A jury convicted Eslaminia and an associate of second-degree murder in the 1984 death of his father, Hedayat Eslaminia, a former Iranian government official living in exile in the Bay Area. Prosecutors described the killing as a botched extortion scheme.
The sensational case brought national public attention to the Billionaire Boys Club, a social and investment group organized in Southern California in the 1980s that enticed the sons of wealthy families in the region with various get-rich-quick schemes.
Eslaminia was sentenced in 1988 to life in prison without the possibility of parole. But his guilty verdict was overturned on appeal and he was freed from prison in 2000 after spending more than a decade behind bars. He later moved to San Francisco, where he started driving a cab for a living.
San Francisco police arrested Eslaminia immediately after last year’s fatal accident. But District Attorney George Gascon said he lacked sufficient evidence to bring the cab driver to trial on the felony charge of vehicular manslaughter, and police released him.
After a lengthy follow-up investigation, the prosecutor opted instead to charge the taxi driver in late March with the lesser offense of misdemeanor manslaughter.
The arrest warrant and complaint says Eslaminia ran a red light, hit a car, spun out of control, then struck and killed Edmond Ralph Capalla, 39. The charge carries a possible one-year jail sentence. Police have searched unsuccessfully for Eslaminia since the warrant was issued on March 29.
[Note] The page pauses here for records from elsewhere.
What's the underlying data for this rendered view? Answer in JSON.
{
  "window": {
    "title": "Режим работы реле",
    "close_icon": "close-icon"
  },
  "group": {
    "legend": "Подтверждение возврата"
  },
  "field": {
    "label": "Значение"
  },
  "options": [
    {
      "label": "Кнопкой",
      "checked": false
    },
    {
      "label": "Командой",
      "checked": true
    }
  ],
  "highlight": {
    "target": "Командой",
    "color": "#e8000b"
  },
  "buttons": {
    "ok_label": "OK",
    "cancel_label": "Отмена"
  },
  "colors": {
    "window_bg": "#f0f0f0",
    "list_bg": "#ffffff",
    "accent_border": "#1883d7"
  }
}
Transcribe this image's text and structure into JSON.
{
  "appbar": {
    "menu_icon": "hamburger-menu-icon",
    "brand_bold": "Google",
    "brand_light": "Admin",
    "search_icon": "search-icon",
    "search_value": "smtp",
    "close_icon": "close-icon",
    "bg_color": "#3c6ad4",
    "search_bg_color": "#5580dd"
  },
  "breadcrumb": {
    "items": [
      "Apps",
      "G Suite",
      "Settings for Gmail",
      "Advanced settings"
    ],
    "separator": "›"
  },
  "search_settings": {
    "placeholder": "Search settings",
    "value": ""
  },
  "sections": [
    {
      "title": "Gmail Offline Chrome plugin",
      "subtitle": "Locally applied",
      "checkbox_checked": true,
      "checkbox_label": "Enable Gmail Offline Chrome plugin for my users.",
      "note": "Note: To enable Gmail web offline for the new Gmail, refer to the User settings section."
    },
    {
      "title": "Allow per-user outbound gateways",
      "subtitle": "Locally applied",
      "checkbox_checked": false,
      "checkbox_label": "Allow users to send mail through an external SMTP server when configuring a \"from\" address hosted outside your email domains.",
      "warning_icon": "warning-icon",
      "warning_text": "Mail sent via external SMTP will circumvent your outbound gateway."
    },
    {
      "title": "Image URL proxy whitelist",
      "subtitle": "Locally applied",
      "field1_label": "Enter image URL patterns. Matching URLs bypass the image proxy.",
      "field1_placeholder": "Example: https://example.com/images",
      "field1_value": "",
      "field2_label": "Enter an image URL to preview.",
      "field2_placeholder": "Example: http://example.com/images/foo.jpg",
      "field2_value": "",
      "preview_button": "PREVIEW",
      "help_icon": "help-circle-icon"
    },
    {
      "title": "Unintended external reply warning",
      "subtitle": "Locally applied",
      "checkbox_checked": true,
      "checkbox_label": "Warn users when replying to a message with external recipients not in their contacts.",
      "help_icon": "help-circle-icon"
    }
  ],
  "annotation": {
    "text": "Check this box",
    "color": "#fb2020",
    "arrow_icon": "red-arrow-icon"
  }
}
“We need to make sure that this man is arrested, arrested quickly and brought to justice,” Gascon said at a news conference last week, asking for the public’s help in locating the suspect. “He caused not only the death of an innocent person but ruined the life of a family.”
Gascon said Eslaminia also is wanted in a 2008 drunken-driving case in Los Angeles, where authorities have issued a separate warrant for his arrest.
Editing by Steve Gorman and Mohammad Zargham